Famuyide: We also attend and help direct multiple clinical conferences, and we manage the head and neck imaging protocols. We are also responsible for the education of residents and fellows in head and neck imaging.
What do you love about head and neck imaging?
Famuyide: It's a humbling field in terms of the opportunity to keep learning throughout your career, so it keeps you motivated and on top of your game. There are so many ways to continue to evolve the field, and so there are a lot of opportunities for someone who's young in their career. I also like the fact that it’s really unique. A lot of people don't want to do head and neck imaging. You get to really carve out an area and become an expert.
Nguyen: I love the very unique and intense anatomy of the head and neck, and the related disease processes. I also think the relationship with the ENT department is great here. The clinicians at Columbia are excellent, and as a result they offer us really interesting pathology.
What are you looking forward to as co-directors of head and neck imaging at Columbia?
Nguyen: I'm looking forward to optimizing image quality and streamlining protocols across the institution. It's a big institution with many sites and not everything is always uniform. We want to improve that for head and neck.
Famuyide: We also hope to expand our research programs. There is plenty of opportunity and sometimes choosing what to pursue can be the challenge. We hope to expand our manpower and engage in more of these types of endeavors.
Nguyen: And then there's the procedures.

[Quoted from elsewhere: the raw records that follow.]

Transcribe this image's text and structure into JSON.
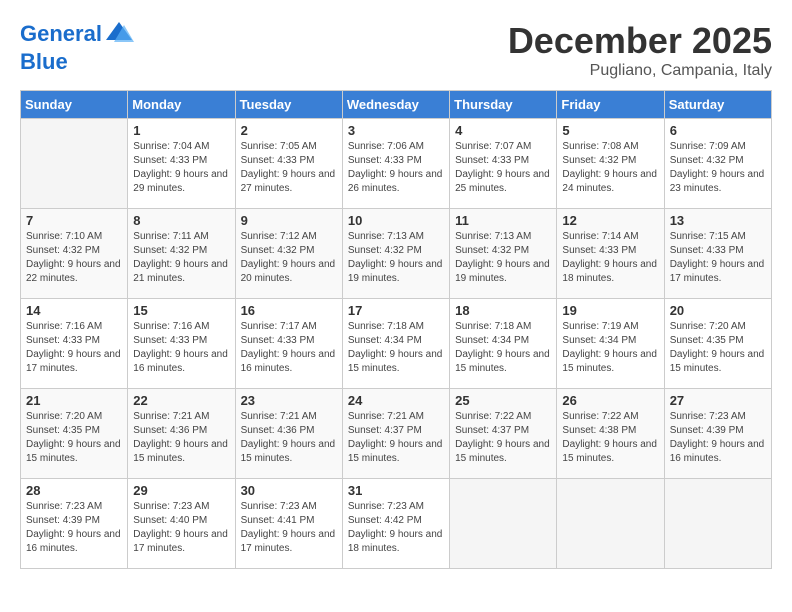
{
  "header": {
    "logo_line1": "General",
    "logo_line2": "Blue",
    "month_title": "December 2025",
    "location": "Pugliano, Campania, Italy"
  },
  "weekdays": [
    "Sunday",
    "Monday",
    "Tuesday",
    "Wednesday",
    "Thursday",
    "Friday",
    "Saturday"
  ],
  "weeks": [
    [
      {
        "day": "",
        "sunrise": "",
        "sunset": "",
        "daylight": ""
      },
      {
        "day": "1",
        "sunrise": "7:04 AM",
        "sunset": "4:33 PM",
        "daylight": "9 hours and 29 minutes."
      },
      {
        "day": "2",
        "sunrise": "7:05 AM",
        "sunset": "4:33 PM",
        "daylight": "9 hours and 27 minutes."
      },
      {
        "day": "3",
        "sunrise": "7:06 AM",
        "sunset": "4:33 PM",
        "daylight": "9 hours and 26 minutes."
      },
      {
        "day": "4",
        "sunrise": "7:07 AM",
        "sunset": "4:33 PM",
        "daylight": "9 hours and 25 minutes."
      },
      {
        "day": "5",
        "sunrise": "7:08 AM",
        "sunset": "4:32 PM",
        "daylight": "9 hours and 24 minutes."
      },
      {
        "day": "6",
        "sunrise": "7:09 AM",
        "sunset": "4:32 PM",
        "daylight": "9 hours and 23 minutes."
      }
    ],
    [
      {
        "day": "7",
        "sunrise": "7:10 AM",
        "sunset": "4:32 PM",
        "daylight": "9 hours and 22 minutes."
      },
      {
        "day": "8",
        "sunrise": "7:11 AM",
        "sunset": "4:32 PM",
        "daylight": "9 hours and 21 minutes."
      },
      {
        "day": "9",
        "sunrise": "7:12 AM",
        "sunset": "4:32 PM",
        "daylight": "9 hours and 20 minutes."
      },
      {
        "day": "10",
        "sunrise": "7:13 AM",
        "sunset": "4:32 PM",
        "daylight": "9 hours and 19 minutes."
      },
      {
        "day": "11",
        "sunrise": "7:13 AM",
        "sunset": "4:32 PM",
        "daylight": "9 hours and 19 minutes."
      },
      {
        "day": "12",
        "sunrise": "7:14 AM",
        "sunset": "4:33 PM",
        "daylight": "9 hours and 18 minutes."
      },
      {
        "day": "13",
        "sunrise": "7:15 AM",
        "sunset": "4:33 PM",
        "daylight": "9 hours and 17 minutes."
      }
    ],
    [
      {
        "day": "14",
        "sunrise": "7:16 AM",
        "sunset": "4:33 PM",
        "daylight": "9 hours and 17 minutes."
      },
      {
        "day": "15",
        "sunrise": "7:16 AM",
        "sunset": "4:33 PM",
        "daylight": "9 hours and 16 minutes."
      },
      {
        "day": "16",
        "sunrise": "7:17 AM",
        "sunset": "4:33 PM",
        "daylight": "9 hours and 16 minutes."
      },
      {
        "day": "17",
        "sunrise": "7:18 AM",
        "sunset": "4:34 PM",
        "daylight": "9 hours and 15 minutes."
      },
      {
        "day": "18",
        "sunrise": "7:18 AM",
        "sunset": "4:34 PM",
        "daylight": "9 hours and 15 minutes."
      },
      {
        "day": "19",
        "sunrise": "7:19 AM",
        "sunset": "4:34 PM",
        "daylight": "9 hours and 15 minutes."
      },
      {
        "day": "20",
        "sunrise": "7:20 AM",
        "sunset": "4:35 PM",
        "daylight": "9 hours and 15 minutes."
      }
    ],
    [
      {
        "day": "21",
        "sunrise": "7:20 AM",
        "sunset": "4:35 PM",
        "daylight": "9 hours and 15 minutes."
      },
      {
        "day": "22",
        "sunrise": "7:21 AM",
        "sunset": "4:36 PM",
        "daylight": "9 hours and 15 minutes."
      },
      {
        "day": "23",
        "sunrise": "7:21 AM",
        "sunset": "4:36 PM",
        "daylight": "9 hours and 15 minutes."
      },
      {
        "day": "24",
        "sunrise": "7:21 AM",
        "sunset": "4:37 PM",
        "daylight": "9 hours and 15 minutes."
      },
      {
        "day": "25",
        "sunrise": "7:22 AM",
        "sunset": "4:37 PM",
        "daylight": "9 hours and 15 minutes."
      },
      {
        "day": "26",
        "sunrise": "7:22 AM",
        "sunset": "4:38 PM",
        "daylight": "9 hours and 15 minutes."
      },
      {
        "day": "27",
        "sunrise": "7:23 AM",
        "sunset": "4:39 PM",
        "daylight": "9 hours and 16 minutes."
      }
    ],
    [
      {
        "day": "28",
        "sunrise": "7:23 AM",
        "sunset": "4:39 PM",
        "daylight": "9 hours and 16 minutes."
      },
      {
        "day": "29",
        "sunrise": "7:23 AM",
        "sunset": "4:40 PM",
        "daylight": "9 hours and 17 minutes."
      },
      {
        "day": "30",
        "sunrise": "7:23 AM",
        "sunset": "4:41 PM",
        "daylight": "9 hours and 17 minutes."
      },
      {
        "day": "31",
        "sunrise": "7:23 AM",
        "sunset": "4:42 PM",
        "daylight": "9 hours and 18 minutes."
      },
      {
        "day": "",
        "sunrise": "",
        "sunset": "",
        "daylight": ""
      },
      {
        "day": "",
        "sunrise": "",
        "sunset": "",
        "daylight": ""
      },
      {
        "day": "",
        "sunrise": "",
        "sunset": "",
        "daylight": ""
      }
    ]
  ]
}
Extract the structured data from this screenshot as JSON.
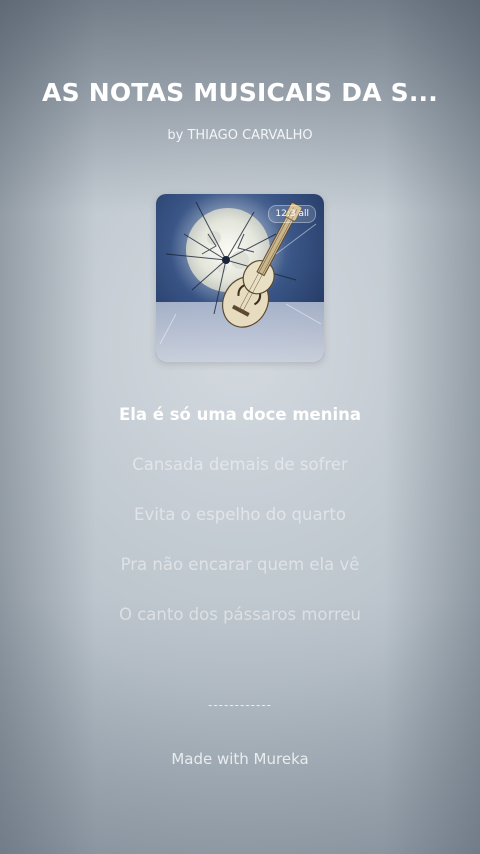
{
  "song": {
    "title": "AS NOTAS MUSICAIS DA S...",
    "artist": "by THIAGO CARVALHO"
  },
  "cover": {
    "icon": "album-cover-moon-guitar-image",
    "status_text": "12:3 all"
  },
  "lyrics": [
    {
      "text": "Ela é só uma doce menina",
      "active": true
    },
    {
      "text": "Cansada demais de sofrer",
      "active": false
    },
    {
      "text": "Evita o espelho do quarto",
      "active": false
    },
    {
      "text": "Pra não encarar quem ela vê",
      "active": false
    },
    {
      "text": "O canto dos pássaros morreu",
      "active": false
    }
  ],
  "divider": "------------",
  "footer": "Made with Mureka",
  "colors": {
    "active_lyric": "#ffffff",
    "inactive_lyric": "rgba(255,255,255,0.48)"
  }
}
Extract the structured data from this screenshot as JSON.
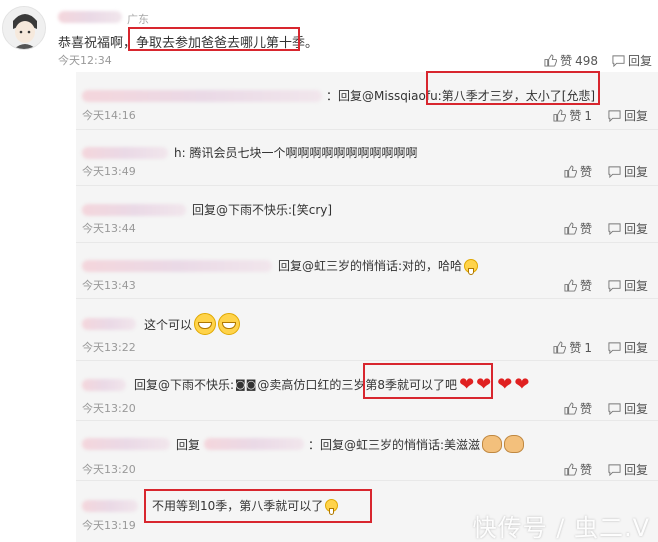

That's a huge growth potential area that Dr. Famuyide is developing.
Famuyide: I want Columbia to be the unequivocal best place for head and neck imaging in the country!